I didn't like Meg White's singing. See "Passive Manipulation" and "It's True That We Love One Another". She can't drum either, but at least she can hide that when she needs to.
I didn't like when the group was weird for the sake of being weird. The sole annoying song on Elephant for me was "Little Acorn", which begins with some cheeseball narrator relating an inspirational story about getting through hard times. It's unnecessary, detracts from the album, and has the mark of a group striving to be different for the sole sake of being different.
What I Learned:
I learned that a good deal of time and ink has been spilt on the question of whether or not Jack White is "authentic". I think it's sort of a stupid thing to worry about. If the music is good, who cares?
I learned that they actually are a divorced couple. How awkward must that be? Do they ever fight? Did Meg get jealous when Jack dated Renée Zellwegger? Is it Jack White's own personal version of Hell to be trapped in a band with his cute, untalented ex-wife?
Cool Fact of the Week:

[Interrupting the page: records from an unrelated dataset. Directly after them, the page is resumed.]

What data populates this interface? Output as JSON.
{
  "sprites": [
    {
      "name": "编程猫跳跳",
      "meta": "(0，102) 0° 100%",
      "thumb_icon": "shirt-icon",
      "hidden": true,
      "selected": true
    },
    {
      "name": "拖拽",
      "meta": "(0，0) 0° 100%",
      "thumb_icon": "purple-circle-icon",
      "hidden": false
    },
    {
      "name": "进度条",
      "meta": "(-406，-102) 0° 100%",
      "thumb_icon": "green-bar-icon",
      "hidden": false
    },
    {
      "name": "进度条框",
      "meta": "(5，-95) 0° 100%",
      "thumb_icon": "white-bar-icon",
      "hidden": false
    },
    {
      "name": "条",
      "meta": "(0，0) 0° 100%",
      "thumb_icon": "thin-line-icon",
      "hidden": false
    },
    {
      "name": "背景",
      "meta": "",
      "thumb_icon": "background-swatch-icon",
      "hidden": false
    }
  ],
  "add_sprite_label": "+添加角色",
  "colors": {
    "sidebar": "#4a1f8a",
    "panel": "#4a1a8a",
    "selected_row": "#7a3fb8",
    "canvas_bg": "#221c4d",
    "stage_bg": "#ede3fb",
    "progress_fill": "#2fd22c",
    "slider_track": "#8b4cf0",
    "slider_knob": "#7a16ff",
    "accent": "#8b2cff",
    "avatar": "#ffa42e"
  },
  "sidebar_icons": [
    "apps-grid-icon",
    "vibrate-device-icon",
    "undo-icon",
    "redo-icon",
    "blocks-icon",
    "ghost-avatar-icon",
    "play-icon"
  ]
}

In 2007, the White Stripes embarked on a tour of every Canadian territory and province. It ended in St. John's, Newfoundland, where they unloaded all the equipment, played a single note (F natural), packed up, and left.
Further Exploration Would Entail:
Well, due to time reasons, I left out their debut album, The White Stripes (1999), which is probably worth a listen, though I suspect it's more of the shorter garage-rock stuff I didn't like as much. However, Jack White has also taken part in several side projects, including the bands The Raconteurs and The Dead Weather, which I've been told are worth a listen.
Best Song You've Heard: "Seven Nation Army"
Best Song You Haven't Heard: "The Air Near My Fingers"
Next Week's Artist: Blur